“Susannah,” the opera written by Carlisle Floyd in 1955, is making its way to Drayton Hall Theatre for the first time by way of Opera at USC.
Set in a rural Tennessee town in the 1950s, the opera dives into the world of Susannah, a young girl who wants to leave her small hometown. A horrific event and a ghastly rumor sends her world spiraling as she becomes the town pariah.
Neil Casey, the USC Music Director and conductor of the show’s orchestra, said the Gamecock community can learn from “Susannah.”
“It’s kind of about a really horrible community and how terribly they treat an individual, and then, you know, we’re hoping that we can help make our community better as a result of this story," Casey said.
The opera’s cast includes students, graduate assistants and even alumni, all coming together to give their interpretations of what “Susannah” really stands for.
Melissa Starkweather, a second-year student in the master’s opera program, is one of the two actors portraying Susannah. She said she believes the opera remains relevant today.
“It shows the danger of believing rumors without evidence," Starkweather said. "And how people can really be motivated by fear and that can harm other people.”
A common theme throughout the opera is the use of feminist ideologies. The titular character is a young girl who, because of her age and gender, has now become a target within her community. The opera shows the struggles Susannah goes through and how her life is completely changed because of the actions of her community.
“It’s a very important opera for where we are today, socially and politically, because especially with the #MeToo movement, I think it’s really important to talk about these types of situations, and a lot of the show has, for me, has a lot to do with victim-blaming and things like that," Starkweather said. "I think it really sheds a light on how a few people in a community can affect the rest of the community for harm."
Catherine Howland, a fourth-year choral music education student, is the other actress portraying Susannah. She said the play also holds modern day significance because of the way in which it explores rape culture, victim blaming and misogyny. No matter one's background or upbringing, theatergoers can see something of themselves in one of the characters, Howland said.
Another common theme that is present within "Susannah" is how effective communities are at working together – or against one – of their own.
“When you’re in a community, you start to think like your community and you start to act like your community, and you can see this with the Gamecock community whenever we’re in Williams-Brice Stadium and we’re all with rally towels. Everyone is doing it, and when you go other places, you want to do what your peers do," ensemble member and public relations chair Madie Willard said. "Susannah was set apart. She didn’t do what her peers did, and people thought she was horrible and wrong because she did not conform to the community."
But just as communities are integral to how we carry ourselves, Willard said all students should see "Susannah" to be aware of how we can impact our own communities and the downside of community members turning on each other.
As “Susannah” premieres this weekend, the cast and crew wants to show that they have learned from the message behind “Susannah” by hosting a food drive for The Gamecock Pantry.

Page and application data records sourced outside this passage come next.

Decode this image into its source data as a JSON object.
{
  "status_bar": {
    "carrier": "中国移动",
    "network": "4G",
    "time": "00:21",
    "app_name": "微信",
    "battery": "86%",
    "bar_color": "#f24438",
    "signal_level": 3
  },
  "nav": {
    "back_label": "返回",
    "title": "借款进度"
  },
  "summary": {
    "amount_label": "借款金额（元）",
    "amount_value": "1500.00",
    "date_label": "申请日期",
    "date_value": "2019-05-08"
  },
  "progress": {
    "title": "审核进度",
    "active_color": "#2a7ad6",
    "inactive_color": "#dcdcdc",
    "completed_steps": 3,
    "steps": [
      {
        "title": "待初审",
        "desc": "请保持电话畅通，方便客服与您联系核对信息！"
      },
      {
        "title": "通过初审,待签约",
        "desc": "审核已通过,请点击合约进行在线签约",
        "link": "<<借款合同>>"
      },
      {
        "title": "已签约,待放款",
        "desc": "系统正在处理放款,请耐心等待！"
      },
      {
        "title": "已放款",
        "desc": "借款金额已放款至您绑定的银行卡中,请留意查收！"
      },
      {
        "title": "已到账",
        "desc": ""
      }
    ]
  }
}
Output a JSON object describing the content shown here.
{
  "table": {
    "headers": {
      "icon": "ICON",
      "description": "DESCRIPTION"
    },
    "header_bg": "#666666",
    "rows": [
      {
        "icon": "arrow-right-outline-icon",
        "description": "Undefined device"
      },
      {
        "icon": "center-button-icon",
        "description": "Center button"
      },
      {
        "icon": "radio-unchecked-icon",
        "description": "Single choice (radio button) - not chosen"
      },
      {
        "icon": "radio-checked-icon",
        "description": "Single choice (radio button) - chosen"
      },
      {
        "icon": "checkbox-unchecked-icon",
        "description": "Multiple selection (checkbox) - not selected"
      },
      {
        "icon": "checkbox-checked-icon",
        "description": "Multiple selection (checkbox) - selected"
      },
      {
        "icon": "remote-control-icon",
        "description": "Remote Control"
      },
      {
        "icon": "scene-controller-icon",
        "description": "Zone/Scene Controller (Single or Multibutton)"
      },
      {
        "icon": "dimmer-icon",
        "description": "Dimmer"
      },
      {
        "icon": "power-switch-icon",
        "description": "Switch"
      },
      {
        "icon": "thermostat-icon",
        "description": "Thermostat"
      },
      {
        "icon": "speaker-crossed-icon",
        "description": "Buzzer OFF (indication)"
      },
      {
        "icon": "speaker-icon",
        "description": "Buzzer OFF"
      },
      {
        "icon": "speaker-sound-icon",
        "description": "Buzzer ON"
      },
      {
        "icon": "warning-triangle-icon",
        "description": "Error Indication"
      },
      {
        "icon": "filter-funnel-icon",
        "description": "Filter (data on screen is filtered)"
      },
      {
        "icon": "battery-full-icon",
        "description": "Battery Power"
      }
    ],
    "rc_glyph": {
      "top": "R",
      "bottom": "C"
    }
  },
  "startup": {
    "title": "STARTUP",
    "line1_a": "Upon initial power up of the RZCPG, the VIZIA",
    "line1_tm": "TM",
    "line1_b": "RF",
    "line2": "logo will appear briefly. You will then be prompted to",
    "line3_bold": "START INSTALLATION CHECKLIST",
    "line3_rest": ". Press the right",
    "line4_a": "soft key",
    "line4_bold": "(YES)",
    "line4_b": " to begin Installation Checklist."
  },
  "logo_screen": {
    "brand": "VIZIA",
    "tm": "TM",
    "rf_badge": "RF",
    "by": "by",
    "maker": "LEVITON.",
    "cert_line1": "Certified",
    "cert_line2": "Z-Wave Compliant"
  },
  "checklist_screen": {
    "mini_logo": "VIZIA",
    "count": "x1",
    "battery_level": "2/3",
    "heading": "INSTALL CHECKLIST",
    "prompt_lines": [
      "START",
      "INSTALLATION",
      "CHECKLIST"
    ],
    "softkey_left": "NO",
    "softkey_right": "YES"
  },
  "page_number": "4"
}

“There's a lot of stuff that "Susannah" really hits on, and one of the big ones is how negative a community can be, and we want to change the world, and the fastest way to do that is change your community,” graduate assistant Greg Pipkin said.
The Gamecock Pantry is a food bank on campus that helps students, faculty and staff with food and other resource insecurities. The pantry is open to everyone and offers free and confidential support to those who need it. Attendees of “Susannah” are encouraged to bring canned goods, toiletries and any other non-perishables they are willing to donate to the Gamecock community. According to Pipkin, the goal is to have more than 500 pounds of food donations.
“Susannah” will run this weekend with 7:30 p.m. shows on Nov. 1 and 2 and a 3 p.m. matinee on Nov. 3. Student tickets are $10 with a valid ID. Tickets can be purchased online or at the door, but online sales end at 3 p.m. on opening day.